More than 300 Fresno State students are speeding up their road to graduation thanks to a financial award program that helps pay for summer classes.

The Provost Graduation Initiative, which started in 2016, provides grants through the Division of Continuing and Global Education at Fresno State to eligible low-income, undergraduate students to pay for courses during the May-June intersession and the summer session.

The goal for the past two years was to remove financial barriers to completing a degree for students who were one or two classes away from graduating, said Dr. Daniel Bernard, executive director for Continuing and Global Education. Now, the program is open to all students who can demonstrate need, he said.

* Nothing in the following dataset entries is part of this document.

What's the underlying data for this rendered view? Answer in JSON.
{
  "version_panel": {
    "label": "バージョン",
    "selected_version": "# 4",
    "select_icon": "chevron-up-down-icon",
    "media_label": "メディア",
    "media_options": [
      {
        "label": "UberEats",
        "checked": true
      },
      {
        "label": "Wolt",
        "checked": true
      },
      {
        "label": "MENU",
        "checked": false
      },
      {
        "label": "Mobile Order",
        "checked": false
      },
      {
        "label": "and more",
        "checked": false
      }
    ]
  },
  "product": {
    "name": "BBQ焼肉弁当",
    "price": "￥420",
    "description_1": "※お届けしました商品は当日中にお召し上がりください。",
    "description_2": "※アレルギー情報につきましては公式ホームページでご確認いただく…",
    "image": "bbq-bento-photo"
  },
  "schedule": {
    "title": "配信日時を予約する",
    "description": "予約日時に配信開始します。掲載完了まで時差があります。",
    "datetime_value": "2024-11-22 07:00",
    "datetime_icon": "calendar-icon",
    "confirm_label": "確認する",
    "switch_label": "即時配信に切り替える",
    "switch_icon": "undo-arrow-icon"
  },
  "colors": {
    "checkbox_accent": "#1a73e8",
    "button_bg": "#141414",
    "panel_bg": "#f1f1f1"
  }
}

Fresno State President Joseph I. Castro has shared his vision for continued improvement in graduation rates. The goal by 2025 is a six-year rate around 70 percent and a four-year rate around 35 percent. The University has earned four awards from the American Association of State Colleges and Universities for its strategy to improve student success.

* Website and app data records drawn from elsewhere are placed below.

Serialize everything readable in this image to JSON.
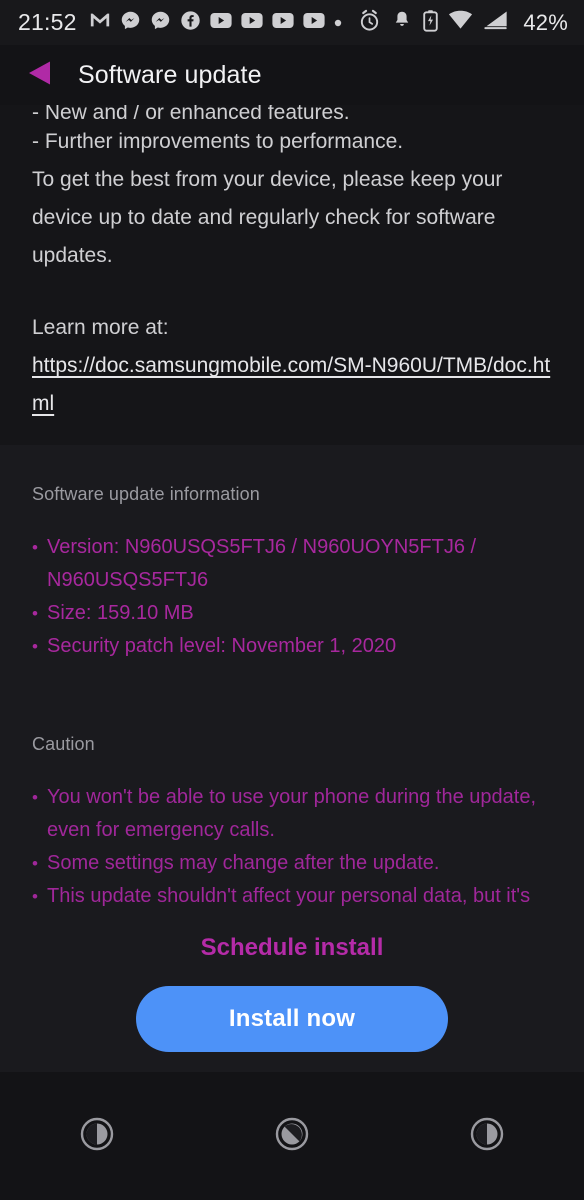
{
  "status_bar": {
    "time": "21:52",
    "battery_percent": "42%",
    "left_icons": [
      "gmail-icon",
      "messenger-icon",
      "messenger-icon",
      "facebook-icon",
      "youtube-icon",
      "youtube-icon",
      "youtube-icon",
      "youtube-icon",
      "more-notifications-dot-icon"
    ],
    "right_icons": [
      "alarm-icon",
      "notification-bell-icon",
      "battery-charging-icon",
      "wifi-icon",
      "signal-icon"
    ]
  },
  "header": {
    "back_icon": "back-triangle-icon",
    "title": "Software update"
  },
  "description": {
    "clipped_line": "- New and / or enhanced features.",
    "line2": "- Further improvements to performance.",
    "paragraph": "To get the best from your device, please keep your device up to date and regularly check for software updates.",
    "learn_more_label": "Learn more at:",
    "learn_more_url": "https://doc.samsungmobile.com/SM-N960U/TMB/doc.html"
  },
  "update_info": {
    "heading": "Software update information",
    "items": [
      "Version: N960USQS5FTJ6 / N960UOYN5FTJ6 / N960USQS5FTJ6",
      "Size: 159.10 MB",
      "Security patch level: November 1, 2020"
    ]
  },
  "caution": {
    "heading": "Caution",
    "items": [
      "You won't be able to use your phone during the update, even for emergency calls.",
      "Some settings may change after the update.",
      "This update shouldn't affect your personal data, but it's always a good idea to back up your data just in case."
    ]
  },
  "actions": {
    "schedule_label": "Schedule install",
    "install_label": "Install now"
  },
  "nav_bar": {
    "buttons": [
      {
        "name": "recents-button",
        "icon": "circle-half-right-icon"
      },
      {
        "name": "home-button",
        "icon": "circle-diagonal-icon"
      },
      {
        "name": "back-button",
        "icon": "circle-half-right-icon"
      }
    ]
  },
  "colors": {
    "background": "#131316",
    "panel": "#1a1a1e",
    "accent_magenta": "#a8289e",
    "accent_magenta_bright": "#b52ba8",
    "install_button_blue": "#4d92f8",
    "text_primary": "#e8e8ea",
    "text_secondary": "#9a9aa0"
  }
}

The provost initiative was honored with the Academic Leaders Tool of the Year award from the Western Academic Leadership Forum in 2016 for being the most innovative higher-education program in the western United States. The award is given to only one four-year institution in the region, which consists of 15 states and the U.S. Pacific territories.

During the first year of funding, 245 seniors were awarded $240,000 total to complete 824 units of coursework. In 2017, 198 students received grants worth $274,000 to complete 885 units. The results showed a nearly 6-percent and 5.25-percent increase, respectively, in the cumulative graduation rate if all students completed their coursework, according to the Office of Institutional Effectiveness at Fresno State.

This year, 318 students received grants totaling $384,600 to complete 1,332 credits. Students not yet graduating are only allowed to take one course per session.

Applications are available in early spring. To qualify, students must have undergraduate status and be enrolled at Fresno State during the fall or spring semester, and be in good academic standing. Students near graduation must have earned 80 or more academic units when applying. All other students must have an expected estimated family contribution of $4,000 or less to be eligible.

The initiative “is an innovative program that facilitates students’ completion of University coursework,” said Dr. Scott Moore, dean of Continuing and Global Education. “The program is designed to increase campus graduation rates and decrease the underrepresented minority graduation gap.”